When I got into work this morning I found an email from Eli Reilly, President of the Associated Students of the University of Nevada asking fellow Students, Faculty, Staff, and Friends to take the time to visit their website and sign the a petition to fight for education funding.
Fellow Students, Faculty, Staff, and friends:
The educational system in Nevada (K-12 and Higher Education) is at risk of receiving massive budget cuts from the state. The students of the Nevada System of Higher Education have created an online petition to support education in our state and help convince our elected officials that cutting the budgets of education is NOT the answer to solving our state’s problems. All further budget cuts will do is worsen the social and economic problems in Nevada.
Please take the time to visit our website and sign the petition: www.fightfornevada.com.
It takes less than TEN SECONDS.
Associated Students of
the University of Nevada
“Ideals are like stars: you will not succeed in touching them with your hands, but like the seafaring man on the desert of waters, you choose them as your guides, and following them you reach your destiny.” Aristotle
For those of you outside of Nevada or for those of you who are just not paying attention…here’s part of an article from Nevada News that was written on Thursday, February 18, 2010 (link to the full article):
Last week’s town hall was attended by more than 300 faculty, staff and students with another 270 participating online.
“Candidly, our world changed on Jan. 22,” Glick said in his town-hall remarks about the state’s announced $881 million budget shortfall.
A proposal released by the Governor’s Office this week is being reviewed by University budget officials, but early estimates place the total impact in the range of 10-15 percent.

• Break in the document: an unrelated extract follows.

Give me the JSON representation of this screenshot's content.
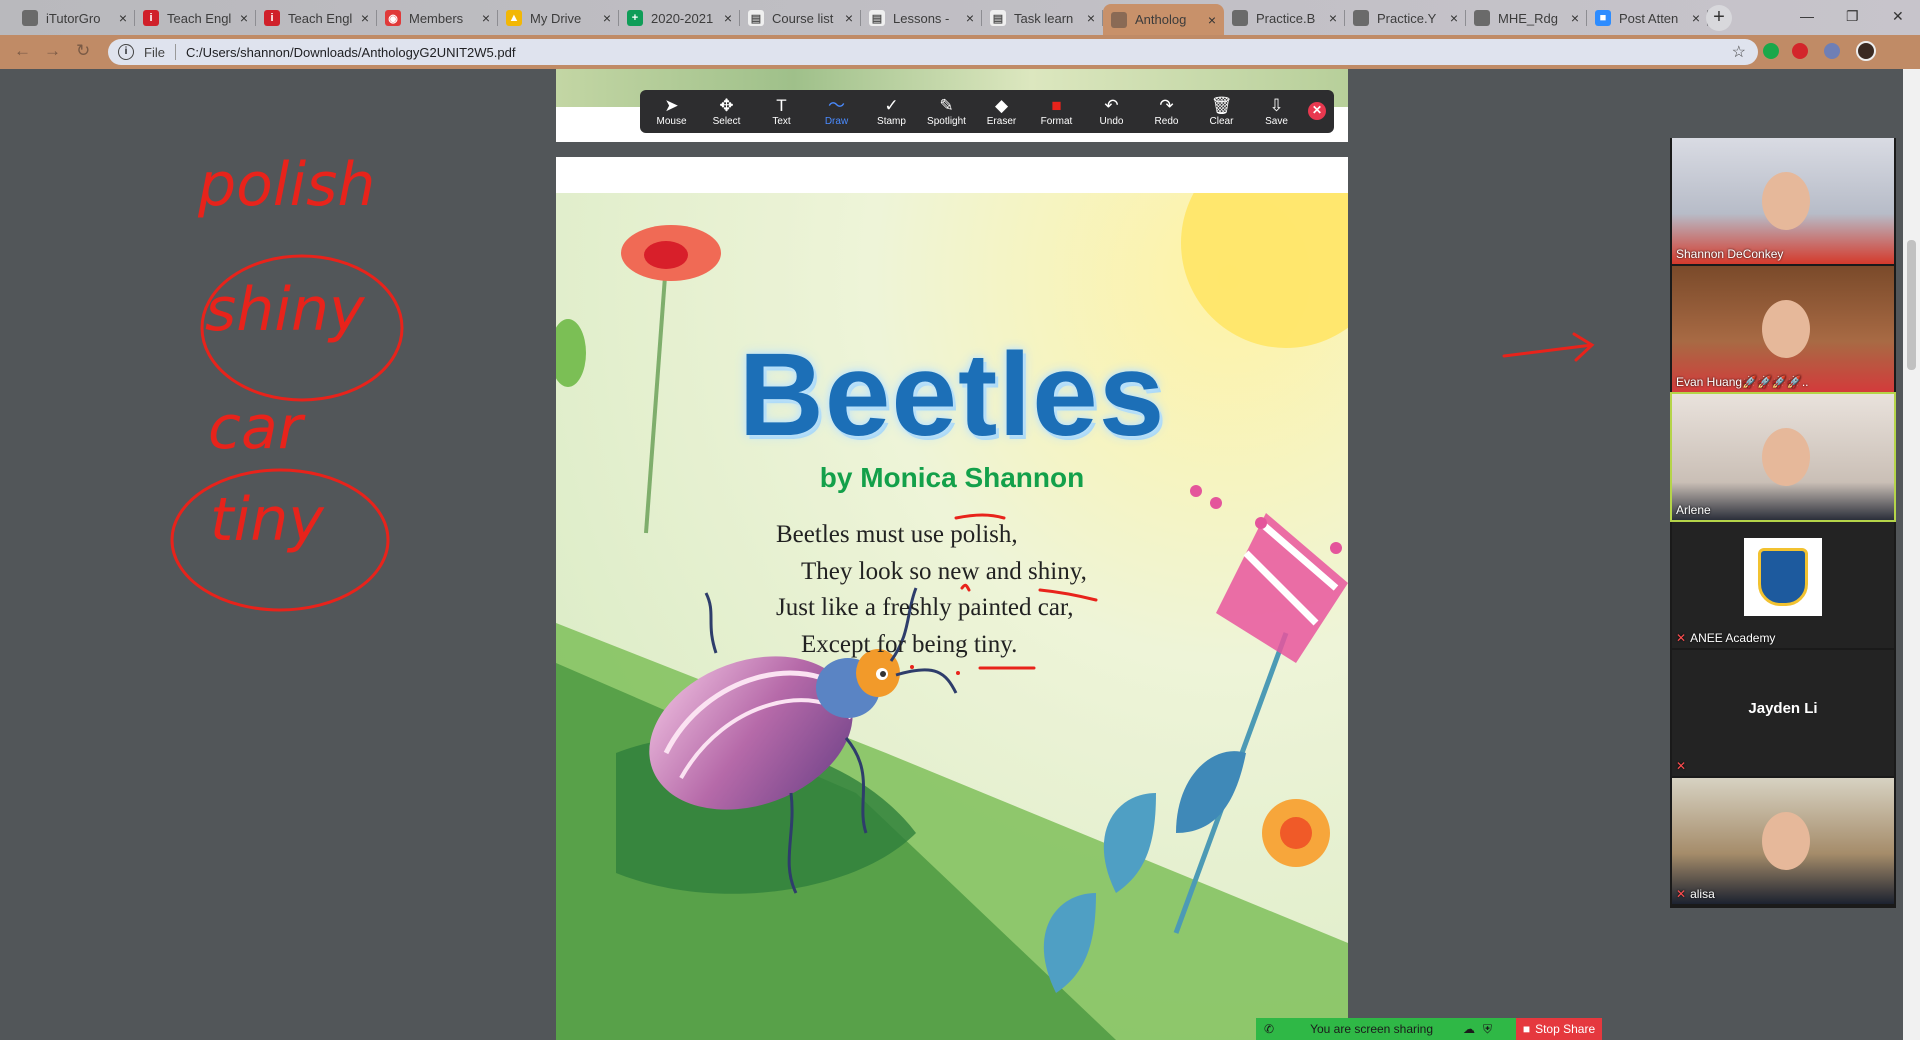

Previous potential budget cuts to higher education of up to 22 percent had been reported.
Glick said a 10 percent cut would mean approximately $54 million would be shaved from the University’s budget. A 22 percent cut would total $79 million.

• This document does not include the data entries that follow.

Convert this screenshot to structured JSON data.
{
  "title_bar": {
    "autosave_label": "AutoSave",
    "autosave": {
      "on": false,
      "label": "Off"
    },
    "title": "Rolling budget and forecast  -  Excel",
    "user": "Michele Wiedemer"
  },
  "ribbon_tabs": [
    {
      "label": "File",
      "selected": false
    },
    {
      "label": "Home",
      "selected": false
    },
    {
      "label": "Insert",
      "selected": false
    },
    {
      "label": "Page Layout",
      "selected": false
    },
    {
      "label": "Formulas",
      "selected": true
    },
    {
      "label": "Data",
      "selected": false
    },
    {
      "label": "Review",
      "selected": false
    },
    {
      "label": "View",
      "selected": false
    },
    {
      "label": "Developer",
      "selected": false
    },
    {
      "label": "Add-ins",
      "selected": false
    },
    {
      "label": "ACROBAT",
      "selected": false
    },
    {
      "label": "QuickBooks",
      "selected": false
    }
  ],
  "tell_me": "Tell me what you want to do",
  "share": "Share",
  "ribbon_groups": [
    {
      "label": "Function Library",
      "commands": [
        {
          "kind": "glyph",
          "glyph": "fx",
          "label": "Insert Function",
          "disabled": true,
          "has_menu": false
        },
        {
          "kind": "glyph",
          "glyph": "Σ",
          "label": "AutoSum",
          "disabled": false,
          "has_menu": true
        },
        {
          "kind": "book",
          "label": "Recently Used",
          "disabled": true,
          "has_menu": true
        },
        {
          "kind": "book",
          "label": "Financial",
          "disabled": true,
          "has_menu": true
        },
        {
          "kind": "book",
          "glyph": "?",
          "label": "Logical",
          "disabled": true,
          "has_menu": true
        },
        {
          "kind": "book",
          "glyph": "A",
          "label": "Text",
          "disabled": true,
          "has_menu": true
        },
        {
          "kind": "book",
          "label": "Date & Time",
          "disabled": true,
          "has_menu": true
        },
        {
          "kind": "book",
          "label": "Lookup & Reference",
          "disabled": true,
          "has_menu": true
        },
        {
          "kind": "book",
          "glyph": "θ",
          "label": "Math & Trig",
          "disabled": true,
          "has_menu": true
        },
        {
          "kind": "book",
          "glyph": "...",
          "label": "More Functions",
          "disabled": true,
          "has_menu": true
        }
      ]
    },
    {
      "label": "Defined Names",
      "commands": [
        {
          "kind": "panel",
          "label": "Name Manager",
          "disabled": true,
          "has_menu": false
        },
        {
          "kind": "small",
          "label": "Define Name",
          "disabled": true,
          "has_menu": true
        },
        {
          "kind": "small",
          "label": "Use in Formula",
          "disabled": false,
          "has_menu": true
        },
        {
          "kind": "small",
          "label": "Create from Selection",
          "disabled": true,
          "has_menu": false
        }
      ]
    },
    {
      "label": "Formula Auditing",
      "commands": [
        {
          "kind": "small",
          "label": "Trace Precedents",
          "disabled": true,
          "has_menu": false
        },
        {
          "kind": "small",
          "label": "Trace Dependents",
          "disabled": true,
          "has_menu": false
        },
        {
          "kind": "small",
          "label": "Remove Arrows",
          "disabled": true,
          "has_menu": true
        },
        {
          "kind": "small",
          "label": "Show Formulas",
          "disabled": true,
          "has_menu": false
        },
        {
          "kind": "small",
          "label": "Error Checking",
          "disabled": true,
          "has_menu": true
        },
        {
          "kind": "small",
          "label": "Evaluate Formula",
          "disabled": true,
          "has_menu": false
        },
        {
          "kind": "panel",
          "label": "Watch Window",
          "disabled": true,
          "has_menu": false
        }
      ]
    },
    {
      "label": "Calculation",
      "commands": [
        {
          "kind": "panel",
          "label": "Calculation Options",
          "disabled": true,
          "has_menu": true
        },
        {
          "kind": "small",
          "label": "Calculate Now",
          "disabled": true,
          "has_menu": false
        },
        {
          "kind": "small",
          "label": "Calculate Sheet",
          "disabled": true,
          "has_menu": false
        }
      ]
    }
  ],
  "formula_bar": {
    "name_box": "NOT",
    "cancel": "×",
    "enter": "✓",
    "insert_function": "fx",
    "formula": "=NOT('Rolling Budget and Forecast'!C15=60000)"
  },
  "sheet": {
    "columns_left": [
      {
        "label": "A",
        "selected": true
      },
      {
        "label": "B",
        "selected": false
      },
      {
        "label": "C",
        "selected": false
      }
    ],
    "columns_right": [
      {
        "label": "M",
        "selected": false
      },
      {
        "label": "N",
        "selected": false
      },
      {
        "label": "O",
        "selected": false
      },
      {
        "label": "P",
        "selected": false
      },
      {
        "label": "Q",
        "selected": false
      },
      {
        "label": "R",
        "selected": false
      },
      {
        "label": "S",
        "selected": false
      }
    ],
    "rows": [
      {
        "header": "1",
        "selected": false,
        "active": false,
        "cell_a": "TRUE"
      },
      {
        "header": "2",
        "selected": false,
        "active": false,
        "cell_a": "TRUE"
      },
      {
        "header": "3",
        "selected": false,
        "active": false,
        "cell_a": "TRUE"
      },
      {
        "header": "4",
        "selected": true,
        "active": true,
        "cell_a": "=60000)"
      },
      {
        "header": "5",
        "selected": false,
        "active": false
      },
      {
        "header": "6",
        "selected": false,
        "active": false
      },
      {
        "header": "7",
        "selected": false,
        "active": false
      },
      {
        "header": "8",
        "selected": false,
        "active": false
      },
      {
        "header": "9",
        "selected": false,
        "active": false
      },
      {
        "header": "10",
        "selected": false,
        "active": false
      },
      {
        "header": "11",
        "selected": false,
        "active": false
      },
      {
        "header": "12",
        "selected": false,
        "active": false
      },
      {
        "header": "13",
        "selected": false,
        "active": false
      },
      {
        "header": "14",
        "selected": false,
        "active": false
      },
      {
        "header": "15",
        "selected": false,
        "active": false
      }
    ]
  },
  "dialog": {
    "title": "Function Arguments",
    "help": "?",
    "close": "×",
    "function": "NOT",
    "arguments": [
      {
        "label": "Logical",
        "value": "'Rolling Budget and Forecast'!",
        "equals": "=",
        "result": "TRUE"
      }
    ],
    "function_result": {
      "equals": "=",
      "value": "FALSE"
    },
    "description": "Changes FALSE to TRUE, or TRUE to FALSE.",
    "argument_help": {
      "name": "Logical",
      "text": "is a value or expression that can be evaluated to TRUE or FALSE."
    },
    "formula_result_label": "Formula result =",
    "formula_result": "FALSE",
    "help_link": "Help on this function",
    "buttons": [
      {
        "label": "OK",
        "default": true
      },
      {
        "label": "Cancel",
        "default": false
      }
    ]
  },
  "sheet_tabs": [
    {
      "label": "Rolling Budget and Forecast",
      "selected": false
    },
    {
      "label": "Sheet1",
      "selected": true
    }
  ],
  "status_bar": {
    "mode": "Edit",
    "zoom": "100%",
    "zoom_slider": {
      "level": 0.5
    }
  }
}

Noting the University has already cut 15.5 percent or $33 million from its annual budget, Glick said, “Every cut we make does damage to the University.”
For the University, budget reduction scenarios include:
:: Across-the-board salary reductions;
:: A declaration of financial exigency, which would essentially mean the campus would be declaring bankruptcy and would sell its assets, cut programs and lay off faculty;
:: Curricular review, which would follow guidelines set forth by the Nevada System of Higher Education’s Board of Regents and provide a process by which certain academic programs would be reviewed and possibly closed.
Of the three, Provost Marc Johnson said the campus would likely meet mandated budgets cuts through “a mixture of program closure and some opportunistic cuts such as not filling certain positions.”
Johnson noted the goal will be make all final announcements regarding closure of programs no later than the end of the fiscal year at the end of June.
“The advantage of curricular review (rather than declaring financial exigency) is it’s under our control,” Johnson said, noting that curricular review will give terminated employees up to June 2011 to find new employment. “Unlike financial exigency, we will have a little more time to give notice.”
Glick said he didn’t support financial exigency as a way to balance the higher education budget in Nevada.
“You become the poster child for a failed university,” he said of the national reaction to such a budgetary move. “It hurts the reputation of the University long-term and your ability to recruit students and faculty. I think financial exigency hurts everybody.”
Whatever the mode chosen, Johnson said the process will be even more painful than previous rounds of budget cuts, which have seen 281 positions eliminated and the reduction and elimination of several programs and departments. Tuition has also increased 28 percent over the past two years.
If possible, Glick said, the cuts will be made with the overriding philosophy of not doing irreversible damage to the University’s quality.
“This would result in a narrower University, but hopefully it will be done in a way to maintain the quality of the University,” he said. “Protecting our quality … I don’t see any other choice.”
In remarks given at the beginning of the two-hour meeting, Elliott Parker, chairperson of the Faculty Senate, reminded the audience that the University, even in a time of severe budget reductions, represents one of the most important assets the state possesses.
“I think this University is the finest thing about this whole state,” he said, drawing strong applause from the crowd.
A special session of the Nevada State Legislature will convene Feb. 23, by proclamation of the Governor, to consider specific matters related to the state budget. Both Republican and Democratic lawmakers have criticized Gibbons’ proposal for addressing the shortfall by cutting too deeply into education.